The IOC has also been working to improve the representation of women within the organization itself, where women currently make up 33.3% of the IOC executive board and 37.5% of IOC members.
Leading up to the games, organizers for the Tokyo Olympics have also faced criticism over comments and policies impacting women.
In February, Yoshiro Mori, then-president of the Tokyo Olympics organizing committee, resigned following backlash over sexist comments he made suggesting women talk too much in meetings. He was replaced by a woman, Seiko Hashimoto, who is a decorated Olympian.
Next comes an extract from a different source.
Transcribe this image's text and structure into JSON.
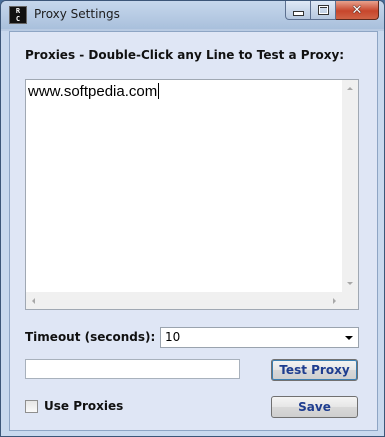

After several breastfeeding athletes spoke out against a pandemic-based policy that banned athletes' family members from traveling to Tokyo, the organizing committee adjusted its policy to allow nursing mothers to bring their children "after careful consideration of the unique situation" those athletes faced, it said in a statement.
"If we want to support female athletes, part of being a female athlete is also having a family and if you want to support me as a complete athlete, you should be able to make room for my family," U.S. Olympic marathoner Aliphine Tuliamuk, who gave birth to a daughter in January and fought to bring her still-nursing child to Tokyo, told "Good Morning America" last week. "You can't just talk about supporting women and then not actually support them."
The case of Canadian boxer Mandy Bujold also highlighted the unique circumstances facing female athletes with families. Bujold's Olympic qualifying tournament was canceled due to the pandemic, and she was either pregnant or on maternity leave for the tournaments that ended up deciding the Olympic rankings. The IOC denied her request to have her pre-pregnancy ranking recognized, though Bujold won an appeal to the Court of Arbitration for Sport and will be competing in Tokyo. The IOC had said in a statement that as a result, it may have to "make decisions that would prove detrimental to other athletes," though accepted her entry "as a matter of exception."
These situations, though spawned by unprecedented circumstances, only further highlight the challenges parenting athletes face, Axelson said.
"The circumstances for this year certainly add an extra layer of scrutiny and complexity to it, but it's a challenge that athletes who are parents, or breastfeeding moms, they will face every year regardless of whether or not we are enduring a global pandemic," she said. "They're still a parent, they still have to figure out how to train and compete with a child."
Earlier this month, the Women's Sports Foundation and Athleta announced a program that commits $200,000 to help fund child care costs for professional mom-athletes who are traveling to competitions. The first recipients of the Power of She Fund, who will each get $10,000, include six athletes headed to the Tokyo Olympics.
"Parenthood should not be the barrier to athletic participation or athletic success," Axelson said.
For Cooky, it's challenging to talk about progress in gender equality when women are sometimes subjected to "problematic dynamics as a part of their participation," such as abuse.
Between the Rio and Tokyo Olympics came allegations of sexual abuse against former USA Gymnastics doctor Larry Nassar from dozens of girls and women. Nassar pleaded guilty in 2017 in a case that made international headlines as prominent gymnasts, like gold medalist Aly Raisman, read emotional statements during sentencing. Basketball's world governing body, FIBA, is currently investigating allegations of systemic sexual abuse of female players in Mali, as first reported by The New York Times.
"Women's sports have made some important strides over the last 40, 50 years, but at the same time, there's a lot of challenges and discrimination and inequality and abuse," she said. "We have to take those into account as well, because otherwise we're not telling the complete story."